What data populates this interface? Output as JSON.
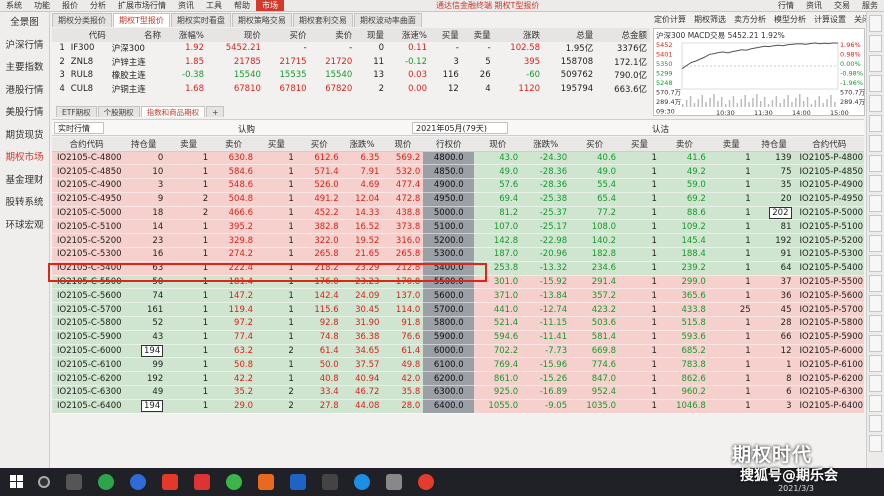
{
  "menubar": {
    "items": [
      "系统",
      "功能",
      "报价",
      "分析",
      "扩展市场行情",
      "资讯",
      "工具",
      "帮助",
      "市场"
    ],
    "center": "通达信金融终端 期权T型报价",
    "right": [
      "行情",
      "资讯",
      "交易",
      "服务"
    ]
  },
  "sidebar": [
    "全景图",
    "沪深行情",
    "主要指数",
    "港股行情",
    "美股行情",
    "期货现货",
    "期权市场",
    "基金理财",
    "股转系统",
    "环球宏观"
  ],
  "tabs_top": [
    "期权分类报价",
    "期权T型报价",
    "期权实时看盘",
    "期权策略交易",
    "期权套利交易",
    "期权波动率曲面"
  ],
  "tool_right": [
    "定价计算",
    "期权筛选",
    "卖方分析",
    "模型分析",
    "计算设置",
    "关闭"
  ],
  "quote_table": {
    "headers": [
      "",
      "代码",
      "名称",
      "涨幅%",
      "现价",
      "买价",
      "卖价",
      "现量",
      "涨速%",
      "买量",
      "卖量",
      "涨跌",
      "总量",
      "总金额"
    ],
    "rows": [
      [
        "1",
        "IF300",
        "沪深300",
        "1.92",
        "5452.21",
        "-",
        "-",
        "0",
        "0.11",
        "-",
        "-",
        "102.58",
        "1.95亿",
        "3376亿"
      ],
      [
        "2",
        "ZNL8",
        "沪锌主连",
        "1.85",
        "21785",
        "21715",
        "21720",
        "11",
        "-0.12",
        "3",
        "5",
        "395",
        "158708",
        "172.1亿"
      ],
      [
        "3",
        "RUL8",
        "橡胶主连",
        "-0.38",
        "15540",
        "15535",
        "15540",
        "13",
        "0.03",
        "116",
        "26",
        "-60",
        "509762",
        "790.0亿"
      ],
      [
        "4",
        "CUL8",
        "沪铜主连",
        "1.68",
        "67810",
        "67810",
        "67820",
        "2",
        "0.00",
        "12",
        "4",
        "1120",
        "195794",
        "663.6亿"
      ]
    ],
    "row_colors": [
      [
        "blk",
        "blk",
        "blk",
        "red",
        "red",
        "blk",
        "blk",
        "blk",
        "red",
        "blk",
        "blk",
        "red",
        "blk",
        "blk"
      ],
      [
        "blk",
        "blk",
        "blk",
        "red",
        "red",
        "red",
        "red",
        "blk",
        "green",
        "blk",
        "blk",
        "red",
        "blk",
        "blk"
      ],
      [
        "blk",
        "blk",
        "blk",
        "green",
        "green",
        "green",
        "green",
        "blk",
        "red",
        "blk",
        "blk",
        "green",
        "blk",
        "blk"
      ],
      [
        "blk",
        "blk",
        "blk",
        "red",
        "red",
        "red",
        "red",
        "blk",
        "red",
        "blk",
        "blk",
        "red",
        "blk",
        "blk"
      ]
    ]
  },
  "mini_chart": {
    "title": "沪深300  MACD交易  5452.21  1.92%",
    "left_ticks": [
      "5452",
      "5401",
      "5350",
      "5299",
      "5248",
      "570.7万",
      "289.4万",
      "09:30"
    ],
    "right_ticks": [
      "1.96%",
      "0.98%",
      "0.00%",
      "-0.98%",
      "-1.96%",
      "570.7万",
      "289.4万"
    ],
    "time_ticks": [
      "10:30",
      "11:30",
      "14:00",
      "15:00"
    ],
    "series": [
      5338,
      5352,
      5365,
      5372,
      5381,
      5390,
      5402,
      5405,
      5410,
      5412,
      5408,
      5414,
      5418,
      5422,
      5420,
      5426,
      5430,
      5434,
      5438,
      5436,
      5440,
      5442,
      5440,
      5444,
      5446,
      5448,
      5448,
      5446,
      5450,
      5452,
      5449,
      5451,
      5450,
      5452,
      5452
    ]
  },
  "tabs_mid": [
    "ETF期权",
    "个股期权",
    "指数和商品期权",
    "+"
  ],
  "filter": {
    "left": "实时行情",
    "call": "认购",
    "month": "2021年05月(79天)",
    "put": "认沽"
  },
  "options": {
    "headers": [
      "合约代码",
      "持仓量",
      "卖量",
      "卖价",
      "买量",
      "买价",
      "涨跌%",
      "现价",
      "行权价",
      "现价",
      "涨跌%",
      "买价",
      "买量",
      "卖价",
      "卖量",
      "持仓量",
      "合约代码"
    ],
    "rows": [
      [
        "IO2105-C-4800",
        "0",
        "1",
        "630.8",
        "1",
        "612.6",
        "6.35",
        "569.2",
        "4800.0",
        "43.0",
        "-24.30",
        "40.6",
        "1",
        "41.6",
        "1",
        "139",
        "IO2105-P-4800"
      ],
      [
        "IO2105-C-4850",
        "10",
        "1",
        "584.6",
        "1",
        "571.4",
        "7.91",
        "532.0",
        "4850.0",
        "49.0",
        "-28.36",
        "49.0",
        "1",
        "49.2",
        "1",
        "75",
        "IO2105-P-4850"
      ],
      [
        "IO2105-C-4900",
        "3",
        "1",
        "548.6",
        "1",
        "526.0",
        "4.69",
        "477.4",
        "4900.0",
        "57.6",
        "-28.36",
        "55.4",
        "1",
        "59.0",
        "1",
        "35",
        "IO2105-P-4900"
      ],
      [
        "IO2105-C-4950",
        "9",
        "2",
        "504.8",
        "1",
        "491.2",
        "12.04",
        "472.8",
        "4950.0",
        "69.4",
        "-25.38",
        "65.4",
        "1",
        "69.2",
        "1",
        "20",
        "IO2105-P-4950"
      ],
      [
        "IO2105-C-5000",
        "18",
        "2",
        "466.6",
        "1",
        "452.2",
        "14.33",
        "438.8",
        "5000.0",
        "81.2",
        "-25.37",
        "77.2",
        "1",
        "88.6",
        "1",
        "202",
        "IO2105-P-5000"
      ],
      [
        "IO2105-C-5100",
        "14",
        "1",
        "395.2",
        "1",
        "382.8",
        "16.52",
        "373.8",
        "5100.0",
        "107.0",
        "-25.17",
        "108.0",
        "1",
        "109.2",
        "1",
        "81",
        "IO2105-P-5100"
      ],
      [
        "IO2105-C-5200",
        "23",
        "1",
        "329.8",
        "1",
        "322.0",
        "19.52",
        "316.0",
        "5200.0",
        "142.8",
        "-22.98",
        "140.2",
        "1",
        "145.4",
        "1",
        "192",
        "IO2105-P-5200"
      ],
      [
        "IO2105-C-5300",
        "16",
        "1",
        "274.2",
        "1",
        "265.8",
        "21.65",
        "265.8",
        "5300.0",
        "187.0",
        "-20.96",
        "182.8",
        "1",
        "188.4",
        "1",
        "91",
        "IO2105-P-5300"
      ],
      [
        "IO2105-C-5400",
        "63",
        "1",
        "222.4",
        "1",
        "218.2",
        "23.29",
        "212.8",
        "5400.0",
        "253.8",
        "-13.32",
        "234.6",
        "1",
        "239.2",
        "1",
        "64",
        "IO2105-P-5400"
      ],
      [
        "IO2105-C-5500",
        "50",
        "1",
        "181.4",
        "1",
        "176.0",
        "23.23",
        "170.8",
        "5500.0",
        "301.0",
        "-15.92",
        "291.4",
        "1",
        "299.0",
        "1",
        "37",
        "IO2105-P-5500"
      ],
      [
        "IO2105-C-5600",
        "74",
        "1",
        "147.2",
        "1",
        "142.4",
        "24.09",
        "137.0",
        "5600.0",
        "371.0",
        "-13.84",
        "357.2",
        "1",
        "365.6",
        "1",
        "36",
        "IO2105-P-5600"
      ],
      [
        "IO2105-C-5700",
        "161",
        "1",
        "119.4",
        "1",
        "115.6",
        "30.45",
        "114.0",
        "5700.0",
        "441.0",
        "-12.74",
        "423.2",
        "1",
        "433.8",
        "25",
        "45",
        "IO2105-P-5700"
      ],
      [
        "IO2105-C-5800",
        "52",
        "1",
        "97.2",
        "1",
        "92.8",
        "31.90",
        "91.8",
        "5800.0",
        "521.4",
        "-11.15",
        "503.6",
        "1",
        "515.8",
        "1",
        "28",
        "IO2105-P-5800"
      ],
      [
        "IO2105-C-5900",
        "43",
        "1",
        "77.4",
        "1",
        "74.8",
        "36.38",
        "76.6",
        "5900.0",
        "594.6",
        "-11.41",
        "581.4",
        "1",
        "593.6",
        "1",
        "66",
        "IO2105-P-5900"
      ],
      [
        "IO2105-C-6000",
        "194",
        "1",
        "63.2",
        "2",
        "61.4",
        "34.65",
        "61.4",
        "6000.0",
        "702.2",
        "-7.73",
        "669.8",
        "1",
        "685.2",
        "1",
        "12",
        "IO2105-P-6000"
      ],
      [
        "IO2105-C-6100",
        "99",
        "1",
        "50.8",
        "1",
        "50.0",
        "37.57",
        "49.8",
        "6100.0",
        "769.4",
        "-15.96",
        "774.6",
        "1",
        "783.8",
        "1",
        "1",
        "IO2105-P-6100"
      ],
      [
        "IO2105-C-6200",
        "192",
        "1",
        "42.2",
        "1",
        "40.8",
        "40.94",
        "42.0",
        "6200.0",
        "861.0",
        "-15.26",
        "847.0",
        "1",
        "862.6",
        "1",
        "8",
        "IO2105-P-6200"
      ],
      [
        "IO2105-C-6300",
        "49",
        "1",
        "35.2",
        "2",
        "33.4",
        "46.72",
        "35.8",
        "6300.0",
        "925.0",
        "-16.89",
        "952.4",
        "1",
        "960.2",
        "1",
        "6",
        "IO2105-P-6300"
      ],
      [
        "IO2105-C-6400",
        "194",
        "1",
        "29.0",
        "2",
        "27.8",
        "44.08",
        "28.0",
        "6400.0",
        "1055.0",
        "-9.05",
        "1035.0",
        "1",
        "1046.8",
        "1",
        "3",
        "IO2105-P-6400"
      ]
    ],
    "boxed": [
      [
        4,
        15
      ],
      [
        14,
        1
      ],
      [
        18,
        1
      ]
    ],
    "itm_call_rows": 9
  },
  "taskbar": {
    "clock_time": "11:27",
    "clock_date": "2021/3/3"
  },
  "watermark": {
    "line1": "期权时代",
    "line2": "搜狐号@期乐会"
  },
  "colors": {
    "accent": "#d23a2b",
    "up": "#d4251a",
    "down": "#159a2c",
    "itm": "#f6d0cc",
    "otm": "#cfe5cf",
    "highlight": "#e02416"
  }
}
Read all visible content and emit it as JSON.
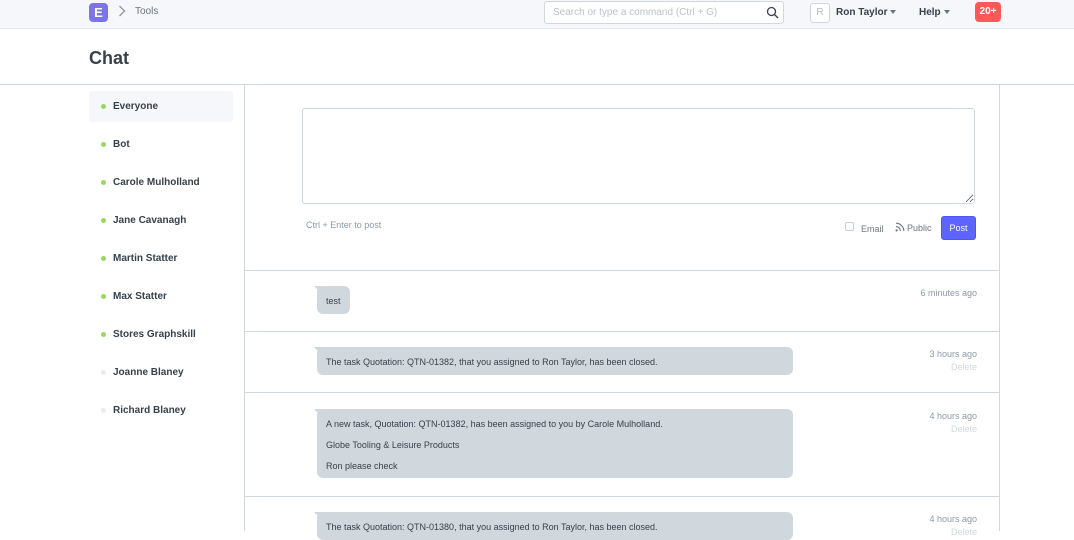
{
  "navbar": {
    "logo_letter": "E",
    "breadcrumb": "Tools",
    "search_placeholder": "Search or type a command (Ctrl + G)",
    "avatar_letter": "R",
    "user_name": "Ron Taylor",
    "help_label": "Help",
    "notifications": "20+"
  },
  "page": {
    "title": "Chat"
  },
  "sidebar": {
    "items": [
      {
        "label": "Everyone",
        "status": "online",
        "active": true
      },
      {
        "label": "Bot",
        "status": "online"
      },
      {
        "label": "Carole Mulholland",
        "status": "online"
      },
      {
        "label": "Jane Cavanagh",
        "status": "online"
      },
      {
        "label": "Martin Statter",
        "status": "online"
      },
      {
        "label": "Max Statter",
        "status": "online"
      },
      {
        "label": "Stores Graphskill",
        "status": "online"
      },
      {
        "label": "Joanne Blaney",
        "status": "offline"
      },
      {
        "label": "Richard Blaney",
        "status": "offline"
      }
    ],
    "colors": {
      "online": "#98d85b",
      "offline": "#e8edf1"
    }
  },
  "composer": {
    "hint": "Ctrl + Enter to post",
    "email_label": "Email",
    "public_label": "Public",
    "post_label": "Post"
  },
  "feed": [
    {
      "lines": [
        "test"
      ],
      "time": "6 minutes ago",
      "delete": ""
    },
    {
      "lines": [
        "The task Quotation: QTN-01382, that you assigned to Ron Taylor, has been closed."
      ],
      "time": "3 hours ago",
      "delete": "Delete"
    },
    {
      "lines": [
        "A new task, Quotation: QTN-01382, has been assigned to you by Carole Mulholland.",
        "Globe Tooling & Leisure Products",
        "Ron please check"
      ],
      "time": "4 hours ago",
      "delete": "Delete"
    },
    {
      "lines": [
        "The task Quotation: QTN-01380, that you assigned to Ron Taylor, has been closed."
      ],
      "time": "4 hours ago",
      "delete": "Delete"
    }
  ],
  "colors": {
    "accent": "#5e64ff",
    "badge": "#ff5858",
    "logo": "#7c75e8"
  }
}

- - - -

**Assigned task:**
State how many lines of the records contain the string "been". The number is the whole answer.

**Written response:**
3